%%
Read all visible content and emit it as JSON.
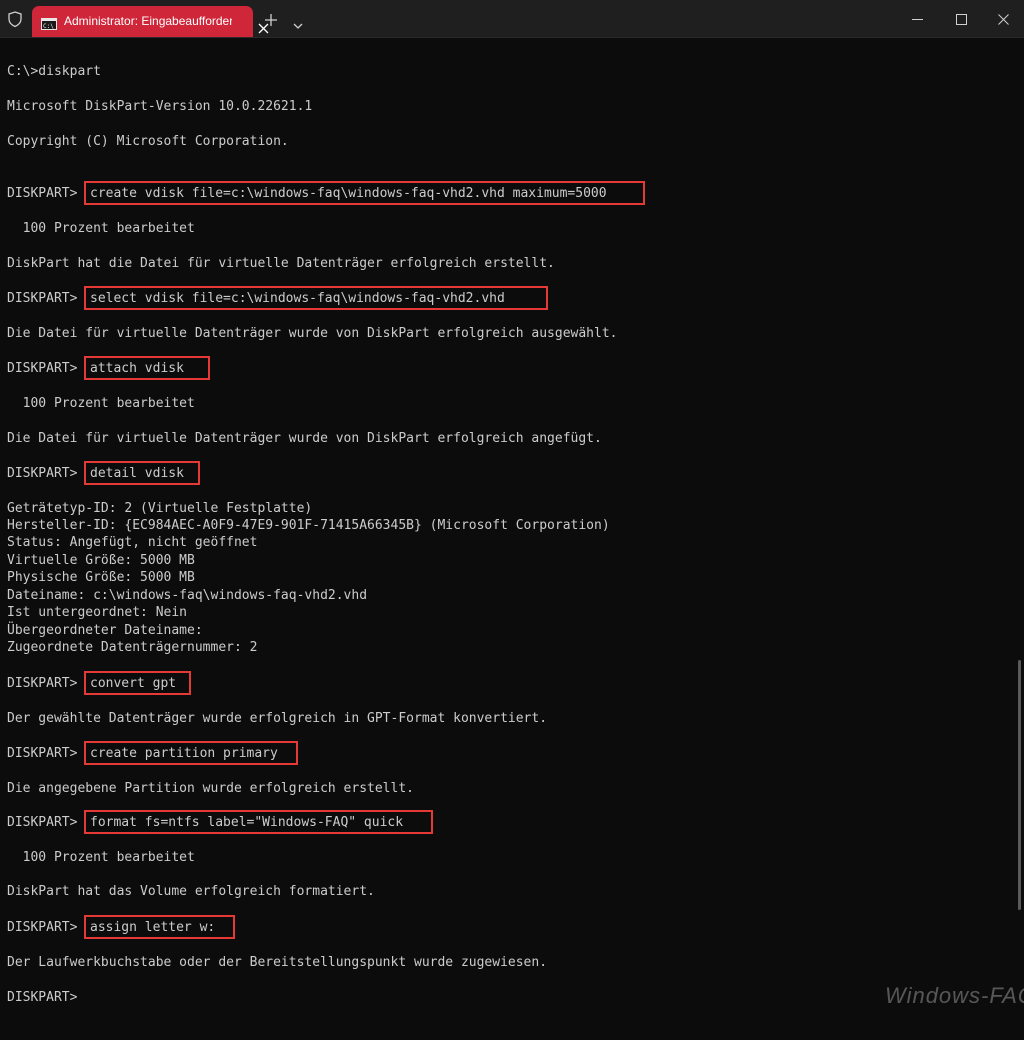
{
  "window": {
    "tab_title": "Administrator: Eingabeaufforderung",
    "accent_color": "#d0263a",
    "highlight_color": "#e53935"
  },
  "console": {
    "prompt": "DISKPART>",
    "lines": {
      "l1": "C:\\>diskpart",
      "l2": "Microsoft DiskPart-Version 10.0.22621.1",
      "l3": "Copyright (C) Microsoft Corporation.",
      "l5": "  100 Prozent bearbeitet",
      "l6": "DiskPart hat die Datei für virtuelle Datenträger erfolgreich erstellt.",
      "l8": "Die Datei für virtuelle Datenträger wurde von DiskPart erfolgreich ausgewählt.",
      "l10": "  100 Prozent bearbeitet",
      "l11": "Die Datei für virtuelle Datenträger wurde von DiskPart erfolgreich angefügt.",
      "d1": "Geträtetyp-ID: 2 (Virtuelle Festplatte)",
      "d2": "Hersteller-ID: {EC984AEC-A0F9-47E9-901F-71415A66345B} (Microsoft Corporation)",
      "d3": "Status: Angefügt, nicht geöffnet",
      "d4": "Virtuelle Größe: 5000 MB",
      "d5": "Physische Größe: 5000 MB",
      "d6": "Dateiname: c:\\windows-faq\\windows-faq-vhd2.vhd",
      "d7": "Ist untergeordnet: Nein",
      "d8": "Übergeordneter Dateiname:",
      "d9": "Zugeordnete Datenträgernummer: 2",
      "l14": "Der gewählte Datenträger wurde erfolgreich in GPT-Format konvertiert.",
      "l16": "Die angegebene Partition wurde erfolgreich erstellt.",
      "l18": "  100 Prozent bearbeitet",
      "l19": "DiskPart hat das Volume erfolgreich formatiert.",
      "l21": "Der Laufwerkbuchstabe oder der Bereitstellungspunkt wurde zugewiesen."
    },
    "commands": {
      "c1": "create vdisk file=c:\\windows-faq\\windows-faq-vhd2.vhd maximum=5000",
      "c2": "select vdisk file=c:\\windows-faq\\windows-faq-vhd2.vhd",
      "c3": "attach vdisk",
      "c4": "detail vdisk",
      "c5": "convert gpt",
      "c6": "create partition primary",
      "c7": "format fs=ntfs label=\"Windows-FAQ\" quick",
      "c8": "assign letter w:"
    }
  },
  "watermark": "Windows-FAQ",
  "icons": {
    "shield": "shield-icon",
    "cmd": "cmd-icon",
    "close_tab": "close-icon",
    "new_tab": "plus-icon",
    "dropdown": "chevron-down-icon",
    "minimize": "minimize-icon",
    "maximize": "maximize-icon",
    "close_window": "close-icon"
  }
}
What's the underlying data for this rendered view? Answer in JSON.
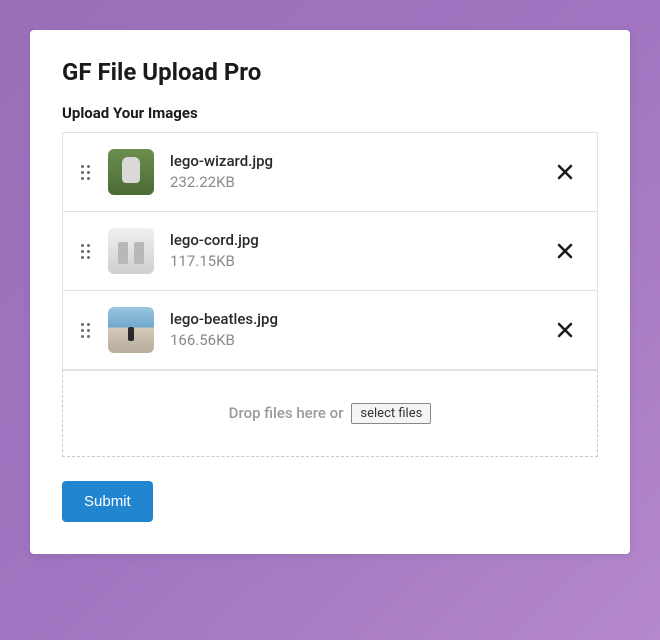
{
  "title": "GF File Upload Pro",
  "field_label": "Upload Your Images",
  "files": [
    {
      "name": "lego-wizard.jpg",
      "size": "232.22KB"
    },
    {
      "name": "lego-cord.jpg",
      "size": "117.15KB"
    },
    {
      "name": "lego-beatles.jpg",
      "size": "166.56KB"
    }
  ],
  "drop_zone": {
    "text": "Drop files here or",
    "button_label": "select files"
  },
  "submit_label": "Submit"
}
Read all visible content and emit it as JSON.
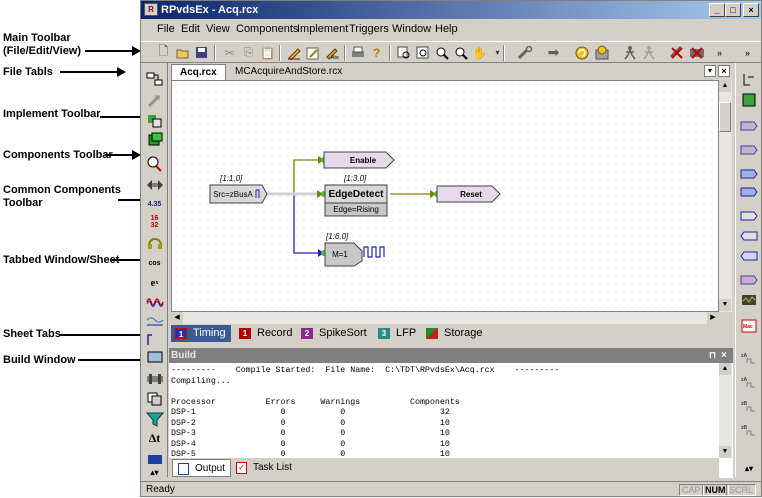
{
  "annotations": {
    "main_toolbar": "Main Toolbar\n(File/Edit/View)",
    "file_tabs": "File Tabls",
    "implement_toolbar": "Implement Toolbar",
    "components_toolbar": "Components Toolbar",
    "common_components_toolbar": "Common Components\nToolbar",
    "tabbed_window": "Tabbed Window/Sheet",
    "sheet_tabs": "Sheet Tabs",
    "build_window": "Build Window"
  },
  "window": {
    "title": "RPvdsEx - Acq.rcx",
    "minimize": "_",
    "maximize": "□",
    "close": "×"
  },
  "menu": {
    "file": "File",
    "edit": "Edit",
    "view": "View",
    "components": "Components",
    "implement": "Implement",
    "triggers": "Triggers",
    "window": "Window",
    "help": "Help"
  },
  "file_tabs": {
    "tab1": "Acq.rcx",
    "tab2": "MCAcquireAndStore.rcx"
  },
  "circuit": {
    "src_index": "[1:1,0]",
    "src_label": "Src=zBusA",
    "enable_label": "Enable",
    "edge_index": "[1:3,0]",
    "edge_label": "EdgeDetect",
    "edge_param": "Edge=Rising",
    "reset_label": "Reset",
    "m_index": "[1:6,0]",
    "m_label": "M=1"
  },
  "sheet_tabs": [
    {
      "num": "1",
      "label": "Timing",
      "color": "#2a2ab0"
    },
    {
      "num": "1",
      "label": "Record",
      "color": "#b00000"
    },
    {
      "num": "2",
      "label": "SpikeSort",
      "color": "#8a2a8a"
    },
    {
      "num": "3",
      "label": "LFP",
      "color": "#2a8a8a"
    },
    {
      "num": "",
      "label": "Storage",
      "color": "#2a8a2a"
    }
  ],
  "build": {
    "title": "Build",
    "log": "---------    Compile Started:  File Name:  C:\\TDT\\RPvdsEx\\Acq.rcx    ---------\nCompiling...\n\nProcessor          Errors     Warnings          Components\nDSP-1                 0           0                   32\nDSP-2                 0           0                   10\nDSP-3                 0           0                   10\nDSP-4                 0           0                   10\nDSP-5                 0           0                   10",
    "tab_output": "Output",
    "tab_tasklist": "Task List"
  },
  "status": {
    "text": "Ready",
    "cap": "CAP",
    "num": "NUM",
    "scrl": "SCRL"
  }
}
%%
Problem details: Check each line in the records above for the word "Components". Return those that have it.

Task result:
    "components_toolbar": "Components Toolbar",
    "common_components_toolbar": "Common Components\nToolbar",
    "components": "Components",
    "log": "---------    Compile Started:  File Name:  C:\\TDT\\RPvdsEx\\Acq.rcx    ---------\nCompiling...\n\nProcessor          Errors     Warnings          Components\nDSP-1                 0           0                   32\nDSP-2                 0           0                   10\nDSP-3                 0           0                   10\nDSP-4                 0           0                   10\nDSP-5                 0           0                   10",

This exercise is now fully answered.